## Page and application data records

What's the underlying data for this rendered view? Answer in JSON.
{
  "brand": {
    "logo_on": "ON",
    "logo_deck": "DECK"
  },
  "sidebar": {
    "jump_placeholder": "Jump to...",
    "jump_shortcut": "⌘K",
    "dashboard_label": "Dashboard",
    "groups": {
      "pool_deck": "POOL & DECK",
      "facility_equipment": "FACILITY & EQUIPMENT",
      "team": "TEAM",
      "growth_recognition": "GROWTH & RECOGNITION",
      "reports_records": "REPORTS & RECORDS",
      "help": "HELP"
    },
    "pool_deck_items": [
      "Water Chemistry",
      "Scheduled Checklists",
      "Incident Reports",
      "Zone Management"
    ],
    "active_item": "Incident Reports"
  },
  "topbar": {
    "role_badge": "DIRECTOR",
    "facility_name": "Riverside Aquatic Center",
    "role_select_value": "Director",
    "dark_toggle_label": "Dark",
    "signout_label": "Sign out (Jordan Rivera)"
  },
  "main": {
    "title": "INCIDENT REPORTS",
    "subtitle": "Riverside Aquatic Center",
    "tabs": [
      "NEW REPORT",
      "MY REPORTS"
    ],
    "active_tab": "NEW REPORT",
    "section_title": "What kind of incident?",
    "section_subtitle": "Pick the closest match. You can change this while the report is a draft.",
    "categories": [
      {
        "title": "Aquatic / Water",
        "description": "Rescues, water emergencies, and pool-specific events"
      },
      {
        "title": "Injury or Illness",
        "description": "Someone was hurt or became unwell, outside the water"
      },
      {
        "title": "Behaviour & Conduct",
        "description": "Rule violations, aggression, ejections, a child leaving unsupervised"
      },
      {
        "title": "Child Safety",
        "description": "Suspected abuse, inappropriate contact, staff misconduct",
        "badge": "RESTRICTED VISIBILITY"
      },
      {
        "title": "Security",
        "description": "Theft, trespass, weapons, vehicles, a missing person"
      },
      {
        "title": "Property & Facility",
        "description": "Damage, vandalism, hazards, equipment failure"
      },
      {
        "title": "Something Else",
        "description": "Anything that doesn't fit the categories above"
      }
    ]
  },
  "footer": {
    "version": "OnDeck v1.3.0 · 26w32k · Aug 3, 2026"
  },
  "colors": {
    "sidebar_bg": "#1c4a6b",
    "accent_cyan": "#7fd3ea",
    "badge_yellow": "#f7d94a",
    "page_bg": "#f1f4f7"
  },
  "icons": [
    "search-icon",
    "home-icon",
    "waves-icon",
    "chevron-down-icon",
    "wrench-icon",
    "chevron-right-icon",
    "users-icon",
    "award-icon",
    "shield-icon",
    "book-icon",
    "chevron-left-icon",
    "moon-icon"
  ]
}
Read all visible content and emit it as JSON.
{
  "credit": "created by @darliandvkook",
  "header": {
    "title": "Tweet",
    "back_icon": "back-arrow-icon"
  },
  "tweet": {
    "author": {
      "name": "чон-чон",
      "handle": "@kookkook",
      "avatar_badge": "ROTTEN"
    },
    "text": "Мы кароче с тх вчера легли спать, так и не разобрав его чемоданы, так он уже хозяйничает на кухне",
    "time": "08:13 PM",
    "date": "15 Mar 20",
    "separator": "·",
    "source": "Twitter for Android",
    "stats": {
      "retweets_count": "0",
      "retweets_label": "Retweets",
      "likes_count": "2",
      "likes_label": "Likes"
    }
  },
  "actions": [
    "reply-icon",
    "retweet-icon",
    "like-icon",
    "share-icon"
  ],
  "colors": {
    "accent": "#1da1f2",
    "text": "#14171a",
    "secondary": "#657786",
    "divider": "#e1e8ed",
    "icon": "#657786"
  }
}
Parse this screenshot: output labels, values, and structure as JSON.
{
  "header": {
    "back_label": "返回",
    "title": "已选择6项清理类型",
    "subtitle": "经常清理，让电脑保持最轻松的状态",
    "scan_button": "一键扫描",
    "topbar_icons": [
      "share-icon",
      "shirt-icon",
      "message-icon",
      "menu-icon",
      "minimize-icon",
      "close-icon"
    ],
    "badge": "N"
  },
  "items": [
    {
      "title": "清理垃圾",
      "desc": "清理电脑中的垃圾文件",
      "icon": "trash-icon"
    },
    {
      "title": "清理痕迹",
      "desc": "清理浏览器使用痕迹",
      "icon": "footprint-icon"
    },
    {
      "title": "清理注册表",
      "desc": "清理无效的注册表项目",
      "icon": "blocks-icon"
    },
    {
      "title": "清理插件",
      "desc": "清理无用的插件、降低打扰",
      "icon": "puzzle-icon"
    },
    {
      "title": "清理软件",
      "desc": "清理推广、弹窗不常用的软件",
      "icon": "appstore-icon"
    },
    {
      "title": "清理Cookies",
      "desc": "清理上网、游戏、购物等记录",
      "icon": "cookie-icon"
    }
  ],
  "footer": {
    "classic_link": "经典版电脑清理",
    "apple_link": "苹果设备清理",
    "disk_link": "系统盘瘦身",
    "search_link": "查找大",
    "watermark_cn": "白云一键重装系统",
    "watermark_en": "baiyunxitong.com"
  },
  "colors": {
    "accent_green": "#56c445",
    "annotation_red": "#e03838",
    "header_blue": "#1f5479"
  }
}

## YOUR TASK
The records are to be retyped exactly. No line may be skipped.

## ANSWER BELOW
What's the underlying data for this rendered view? Answer in JSON.
{
  "brand": {
    "logo_on": "ON",
    "logo_deck": "DECK"
  },
  "sidebar": {
    "jump_placeholder": "Jump to...",
    "jump_shortcut": "⌘K",
    "dashboard_label": "Dashboard",
    "groups": {
      "pool_deck": "POOL & DECK",
      "facility_equipment": "FACILITY & EQUIPMENT",
      "team": "TEAM",
      "growth_recognition": "GROWTH & RECOGNITION",
      "reports_records": "REPORTS & RECORDS",
      "help": "HELP"
    },
    "pool_deck_items": [
      "Water Chemistry",
      "Scheduled Checklists",
      "Incident Reports",
      "Zone Management"
    ],
    "active_item": "Incident Reports"
  },
  "topbar": {
    "role_badge": "DIRECTOR",
    "facility_name": "Riverside Aquatic Center",
    "role_select_value": "Director",
    "dark_toggle_label": "Dark",
    "signout_label": "Sign out (Jordan Rivera)"
  },
  "main": {
    "title": "INCIDENT REPORTS",
    "subtitle": "Riverside Aquatic Center",
    "tabs": [
      "NEW REPORT",
      "MY REPORTS"
    ],
    "active_tab": "NEW REPORT",
    "section_title": "What kind of incident?",
    "section_subtitle": "Pick the closest match. You can change this while the report is a draft.",
    "categories": [
      {
        "title": "Aquatic / Water",
        "description": "Rescues, water emergencies, and pool-specific events"
      },
      {
        "title": "Injury or Illness",
        "description": "Someone was hurt or became unwell, outside the water"
      },
      {
        "title": "Behaviour & Conduct",
        "description": "Rule violations, aggression, ejections, a child leaving unsupervised"
      },
      {
        "title": "Child Safety",
        "description": "Suspected abuse, inappropriate contact, staff misconduct",
        "badge": "RESTRICTED VISIBILITY"
      },
      {
        "title": "Security",
        "description": "Theft, trespass, weapons, vehicles, a missing person"
      },
      {
        "title": "Property & Facility",
        "description": "Damage, vandalism, hazards, equipment failure"
      },
      {
        "title": "Something Else",
        "description": "Anything that doesn't fit the categories above"
      }
    ]
  },
  "footer": {
    "version": "OnDeck v1.3.0 · 26w32k · Aug 3, 2026"
  },
  "colors": {
    "sidebar_bg": "#1c4a6b",
    "accent_cyan": "#7fd3ea",
    "badge_yellow": "#f7d94a",
    "page_bg": "#f1f4f7"
  },
  "icons": [
    "search-icon",
    "home-icon",
    "waves-icon",
    "chevron-down-icon",
    "wrench-icon",
    "chevron-right-icon",
    "users-icon",
    "award-icon",
    "shield-icon",
    "book-icon",
    "chevron-left-icon",
    "moon-icon"
  ]
}
Read all visible content and emit it as JSON.
{
  "credit": "created by @darliandvkook",
  "header": {
    "title": "Tweet",
    "back_icon": "back-arrow-icon"
  },
  "tweet": {
    "author": {
      "name": "чон-чон",
      "handle": "@kookkook",
      "avatar_badge": "ROTTEN"
    },
    "text": "Мы кароче с тх вчера легли спать, так и не разобрав его чемоданы, так он уже хозяйничает на кухне",
    "time": "08:13 PM",
    "date": "15 Mar 20",
    "separator": "·",
    "source": "Twitter for Android",
    "stats": {
      "retweets_count": "0",
      "retweets_label": "Retweets",
      "likes_count": "2",
      "likes_label": "Likes"
    }
  },
  "actions": [
    "reply-icon",
    "retweet-icon",
    "like-icon",
    "share-icon"
  ],
  "colors": {
    "accent": "#1da1f2",
    "text": "#14171a",
    "secondary": "#657786",
    "divider": "#e1e8ed",
    "icon": "#657786"
  }
}
Parse this screenshot: output labels, values, and structure as JSON.
{
  "header": {
    "back_label": "返回",
    "title": "已选择6项清理类型",
    "subtitle": "经常清理，让电脑保持最轻松的状态",
    "scan_button": "一键扫描",
    "topbar_icons": [
      "share-icon",
      "shirt-icon",
      "message-icon",
      "menu-icon",
      "minimize-icon",
      "close-icon"
    ],
    "badge": "N"
  },
  "items": [
    {
      "title": "清理垃圾",
      "desc": "清理电脑中的垃圾文件",
      "icon": "trash-icon"
    },
    {
      "title": "清理痕迹",
      "desc": "清理浏览器使用痕迹",
      "icon": "footprint-icon"
    },
    {
      "title": "清理注册表",
      "desc": "清理无效的注册表项目",
      "icon": "blocks-icon"
    },
    {
      "title": "清理插件",
      "desc": "清理无用的插件、降低打扰",
      "icon": "puzzle-icon"
    },
    {
      "title": "清理软件",
      "desc": "清理推广、弹窗不常用的软件",
      "icon": "appstore-icon"
    },
    {
      "title": "清理Cookies",
      "desc": "清理上网、游戏、购物等记录",
      "icon": "cookie-icon"
    }
  ],
  "footer": {
    "classic_link": "经典版电脑清理",
    "apple_link": "苹果设备清理",
    "disk_link": "系统盘瘦身",
    "search_link": "查找大",
    "watermark_cn": "白云一键重装系统",
    "watermark_en": "baiyunxitong.com"
  },
  "colors": {
    "accent_green": "#56c445",
    "annotation_red": "#e03838",
    "header_blue": "#1f5479"
  }
}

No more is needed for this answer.